The project will weave this factual information with stories and rituals embedded within the local culture, including: the ritual of putting an eyeliner around an eye of a fish, wrapping its body with a white shroud, before returning it back to the sea as an offering; the tradition for a widowed woman to spend forty days of mourning in isolation from anything considered as a masculine entity, including objects that have masculine gender in Arabic language, after which she is guided to the sea to dip her body (the sea in Arabic has a masculine gender); the ritual of ‘burning’ the sea with palm leaves set alight by women who have pearl divers in their families as a revenge for their hardships.
In the second phase, the project will engage with bodies of water and communities beyond Mariam’s home country.
Mariam Alnoaimi is a Bahrain-based artist, working on the intersection of visual arts and urbanism. In her research-lead practice, she draws on her education in Urban Design – a Fulbright Scholar at the Master of Urban Design programme at the College of Architecture and Planning of the University of Colorado in Denver, 2017 – to contemplate relationships between people and their surroundings, and how they affect each other. Her installations, video pieces, photography, collages and participatory works examine questions around cartography, cognitive mapping, the built and natural environment, identity, memory and storytelling.

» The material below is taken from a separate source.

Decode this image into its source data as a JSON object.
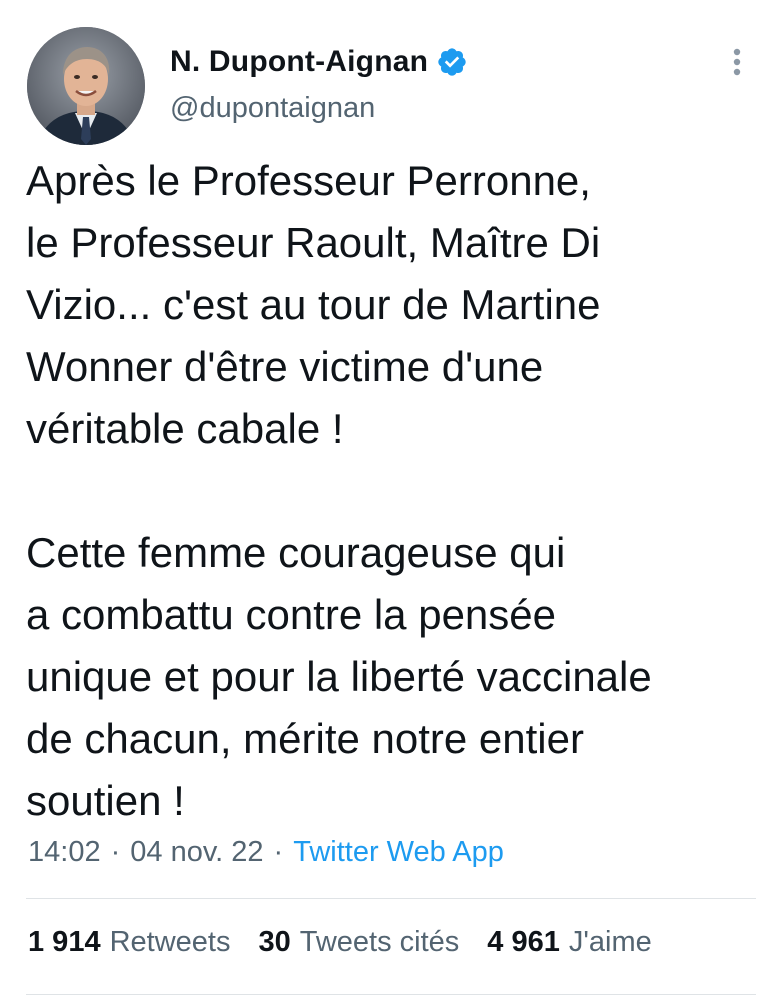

Alnoaimi’s work has been exhibited at the Bahrain Fine Art Annual Exhibition since 2014, where she recently won Al-Dana Prize (2021). She has shown widely in Bahrain. Outside Bahrain her woks were included in: Staple: what’s on your plate? exhibition at Hayy Jameel in Jeddah (2022); The Wait exhibition presented during the Venice Biennale in 2019; Video Art Forum, Dammam, Saudi Arabia (2018); and ArtBAB (Art Bahrain Across Borders) at Saatchi Gallery, London (2017).
The new project will draw on Alnoaimi’s established methods of working and key interests in memory, storytelling, environmental justice, local communities and fragile environmental systems.